The Home Secretary set out the UK’s ground-breaking  action to tackle modern slavery, including the Modern Slavery Act, the appointment of Independent Anti-Slavery Commissioner Kevin Hyland,  and work on transparency in supply chains. She announced an £11m Modern Slavery Innovation Fund that would be used to support projects in high-risk countries from which victims are trafficked to the UK.  She also announced that the £3m Child Trafficking Protection Fund was open for bidders. She described how she had committed additional funds to the police to bring perpetrators to justice and outlined the role of the Prime Minister’s new taskforce.  The Home Secretary praised Pope Francis’ leadership as being “exactly what we need” to tackle modern slavery.

A highlight of the conference was of course the audience with Pope Francis. He said that modern slavery remained one of the major challenges of our time, and that concerted action was needed to eliminate root causes, but also to assist and accompany victims in their rehabilitation.

The Santa Marta Group must be unique: bishops and police chiefs identifying a common goal and seeing what they can learn from each other and how they can help each other.  As many speakers showed, they are making a real difference to victims. The UK will continue to support their work – and look for ways of spreading their expertise even further. On a wider perspective, the Santa Marta Group is an excellent example of how Catholic and faith networks can support us to deliver foreign policy objectives, also in other areas such as climate change, conflict resolution, countering violent extremism, human rights, and combating poverty.

About Sally Axworthy

Sally is currently British Ambassador to the Holy See. She took up her position in Rome in September 2016, after 5 years at the Foreign Office as Head of Somalia…

Sally is currently British Ambassador to the Holy See. She took up her position in Rome in September 2016, after 5 years at the Foreign Office as Head of Somalia Unit (2011-2013), and then as Joint Head of North Africa Department (2013-2016). She spent most of that time on the UK initiative to help Somalia emerge from civil war; and to establish a Government of National Unity in Libya.

Sally joined the FCO in 1986. Her career has taken her to Russia, Ukraine, Germany, and India. From 2001-2006 she worked at a government regional office in south west England on providing services to vulnerable adults.

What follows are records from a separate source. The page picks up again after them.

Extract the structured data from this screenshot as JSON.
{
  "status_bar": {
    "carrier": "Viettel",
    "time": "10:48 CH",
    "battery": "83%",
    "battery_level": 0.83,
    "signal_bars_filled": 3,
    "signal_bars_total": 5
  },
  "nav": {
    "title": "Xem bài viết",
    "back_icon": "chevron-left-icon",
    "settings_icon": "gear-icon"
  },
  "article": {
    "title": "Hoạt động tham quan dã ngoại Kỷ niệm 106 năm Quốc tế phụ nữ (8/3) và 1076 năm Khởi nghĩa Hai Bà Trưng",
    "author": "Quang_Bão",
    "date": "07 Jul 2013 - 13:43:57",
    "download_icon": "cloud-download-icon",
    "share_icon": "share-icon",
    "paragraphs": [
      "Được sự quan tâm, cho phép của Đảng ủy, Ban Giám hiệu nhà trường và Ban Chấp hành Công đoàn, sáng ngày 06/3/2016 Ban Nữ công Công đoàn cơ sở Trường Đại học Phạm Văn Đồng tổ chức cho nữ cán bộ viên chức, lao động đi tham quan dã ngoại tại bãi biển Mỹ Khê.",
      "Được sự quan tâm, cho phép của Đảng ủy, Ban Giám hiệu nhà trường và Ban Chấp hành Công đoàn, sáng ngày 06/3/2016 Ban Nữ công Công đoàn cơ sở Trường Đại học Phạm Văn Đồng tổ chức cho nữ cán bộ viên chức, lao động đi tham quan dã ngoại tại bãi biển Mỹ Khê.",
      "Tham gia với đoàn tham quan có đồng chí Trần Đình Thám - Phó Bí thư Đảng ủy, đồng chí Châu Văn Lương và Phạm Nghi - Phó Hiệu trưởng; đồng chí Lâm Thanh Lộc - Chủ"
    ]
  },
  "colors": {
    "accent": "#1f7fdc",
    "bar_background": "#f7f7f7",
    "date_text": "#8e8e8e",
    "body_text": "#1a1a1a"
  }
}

Sally is married to Michael, an academic specialising in Iran, and they have four children. When in the UK, they live in Cornwall where Sally enjoys walking and running (very slowly) in the rain and the fog.